Lost wax casting is an ancient technique. It is a simple concept: the object to be cast is first modeled in hard wax. The model is encased in clay and fired in the kiln. The wax burns out and leaves a cavity in the shape of the model. Into the cavity, molten silver is poured, which when cooled is exposed by breaking the clay away.
The four spoons with twig and leaf stems are excellent examples of the technique, and clearly are products of the same maker. There are two different stem designs and three different flowers.

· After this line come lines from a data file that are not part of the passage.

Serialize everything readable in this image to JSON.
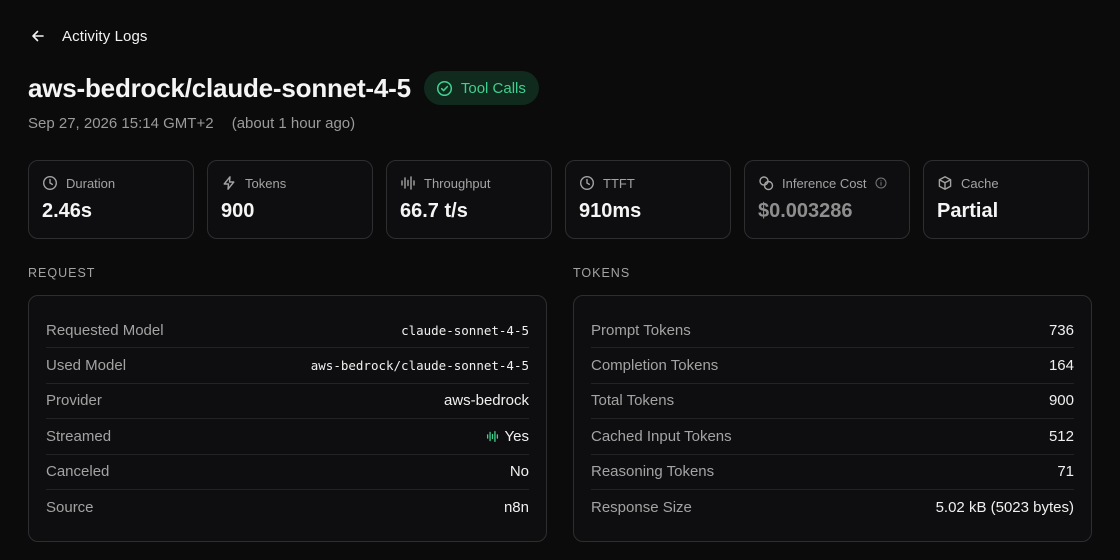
{
  "header": {
    "back_label": "Activity Logs"
  },
  "title": "aws-bedrock/claude-sonnet-4-5",
  "badge": {
    "label": "Tool Calls",
    "color": "#3fcf8e"
  },
  "timestamp": "Sep 27, 2026 15:14 GMT+2",
  "relative_time": "(about 1 hour ago)",
  "stats": [
    {
      "label": "Duration",
      "value": "2.46s",
      "icon": "clock-icon"
    },
    {
      "label": "Tokens",
      "value": "900",
      "icon": "lightning-icon"
    },
    {
      "label": "Throughput",
      "value": "66.7 t/s",
      "icon": "audio-waveform-icon"
    },
    {
      "label": "TTFT",
      "value": "910ms",
      "icon": "clock-icon"
    },
    {
      "label": "Inference Cost",
      "value": "$0.003286",
      "icon": "coins-icon"
    },
    {
      "label": "Cache",
      "value": "Partial",
      "icon": "box-icon"
    }
  ],
  "request": {
    "label": "REQUEST",
    "rows": [
      {
        "key": "Requested Model",
        "value": "claude-sonnet-4-5"
      },
      {
        "key": "Used Model",
        "value": "aws-bedrock/claude-sonnet-4-5"
      },
      {
        "key": "Provider",
        "value": "aws-bedrock"
      },
      {
        "key": "Streamed",
        "value": "Yes"
      },
      {
        "key": "Canceled",
        "value": "No"
      },
      {
        "key": "Source",
        "value": "n8n"
      }
    ]
  },
  "tokens": {
    "label": "TOKENS",
    "rows": [
      {
        "key": "Prompt Tokens",
        "value": "736"
      },
      {
        "key": "Completion Tokens",
        "value": "164"
      },
      {
        "key": "Total Tokens",
        "value": "900"
      },
      {
        "key": "Cached Input Tokens",
        "value": "512"
      },
      {
        "key": "Reasoning Tokens",
        "value": "71"
      },
      {
        "key": "Response Size",
        "value": "5.02 kB (5023 bytes)"
      }
    ]
  }
}
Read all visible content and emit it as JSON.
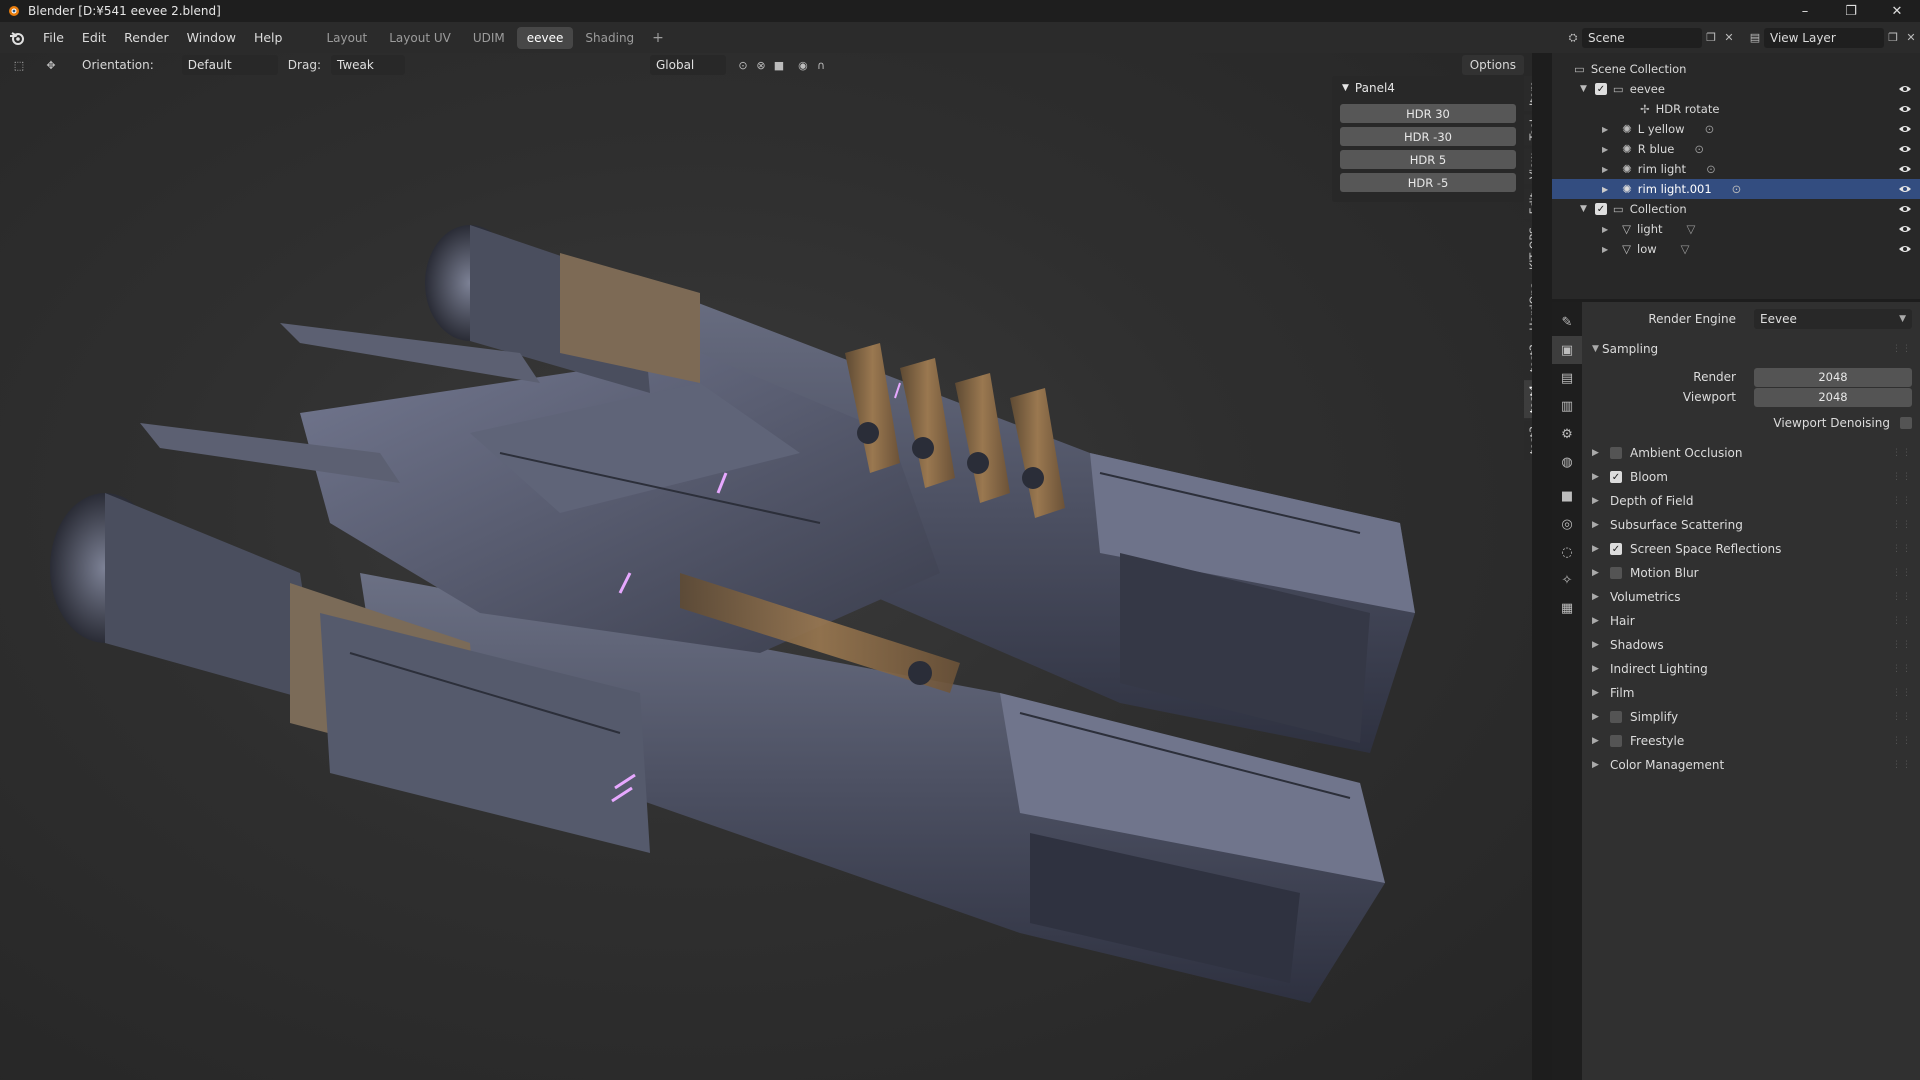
{
  "window": {
    "title": "Blender [D:¥541 eevee 2.blend]",
    "controls": [
      "–",
      "❐",
      "✕"
    ]
  },
  "menu": {
    "items": [
      "File",
      "Edit",
      "Render",
      "Window",
      "Help"
    ],
    "workspaces": [
      "Layout",
      "Layout UV",
      "UDIM",
      "eevee",
      "Shading"
    ],
    "active_workspace": "eevee",
    "add_label": "+",
    "scene_name": "Scene",
    "view_layer": "View Layer"
  },
  "viewport_header": {
    "orientation_label": "Orientation:",
    "orientation_value": "Default",
    "drag_label": "Drag:",
    "drag_value": "Tweak",
    "transform_space": "Global",
    "options_label": "Options"
  },
  "npanel": {
    "title": "Panel4",
    "buttons": [
      "HDR 30",
      "HDR -30",
      "HDR 5",
      "HDR -5"
    ],
    "tabs": [
      "Item",
      "Tool",
      "View",
      "Edit",
      "KIT OPS",
      "HardOps",
      "test2",
      "test4",
      "test3"
    ],
    "active_tab": "test4"
  },
  "outliner": {
    "root": "Scene Collection",
    "rows": [
      {
        "label": "eevee",
        "indent": 1,
        "type": "collection",
        "checked": true,
        "expanded": true
      },
      {
        "label": "HDR rotate",
        "indent": 2,
        "type": "empty"
      },
      {
        "label": "L yellow",
        "indent": 2,
        "type": "light"
      },
      {
        "label": "R blue",
        "indent": 2,
        "type": "light"
      },
      {
        "label": "rim light",
        "indent": 2,
        "type": "light"
      },
      {
        "label": "rim light.001",
        "indent": 2,
        "type": "light",
        "selected": true
      },
      {
        "label": "Collection",
        "indent": 1,
        "type": "collection",
        "checked": true,
        "expanded": true
      },
      {
        "label": "light",
        "indent": 2,
        "type": "mesh"
      },
      {
        "label": "low",
        "indent": 2,
        "type": "mesh"
      }
    ]
  },
  "properties": {
    "render_engine_label": "Render Engine",
    "render_engine_value": "Eevee",
    "sampling": {
      "title": "Sampling",
      "render_label": "Render",
      "render_value": "2048",
      "viewport_label": "Viewport",
      "viewport_value": "2048",
      "denoise_label": "Viewport Denoising"
    },
    "sections": [
      {
        "label": "Ambient Occlusion",
        "checkbox": true,
        "checked": false
      },
      {
        "label": "Bloom",
        "checkbox": true,
        "checked": true
      },
      {
        "label": "Depth of Field",
        "checkbox": false
      },
      {
        "label": "Subsurface Scattering",
        "checkbox": false
      },
      {
        "label": "Screen Space Reflections",
        "checkbox": true,
        "checked": true
      },
      {
        "label": "Motion Blur",
        "checkbox": true,
        "checked": false
      },
      {
        "label": "Volumetrics",
        "checkbox": false
      },
      {
        "label": "Hair",
        "checkbox": false
      },
      {
        "label": "Shadows",
        "checkbox": false
      },
      {
        "label": "Indirect Lighting",
        "checkbox": false
      },
      {
        "label": "Film",
        "checkbox": false
      },
      {
        "label": "Simplify",
        "checkbox": true,
        "checked": false
      },
      {
        "label": "Freestyle",
        "checkbox": true,
        "checked": false
      },
      {
        "label": "Color Management",
        "checkbox": false
      }
    ]
  },
  "colors": {
    "selection": "#334d80",
    "accent_glow": "#e7a8ff",
    "hull": "#5a5f73",
    "brass": "#8a6a45"
  }
}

The spoons in the bottom row are also the work of a single maker. Six different bowl designs are shown, all formed by the lost wax method. There are at least four different finial shapes. I have seen many different scenes depicted on the finials of this family.
All these spoons share a unique feature: the front surface of the plique is matte, and the back surfaces are fire polished.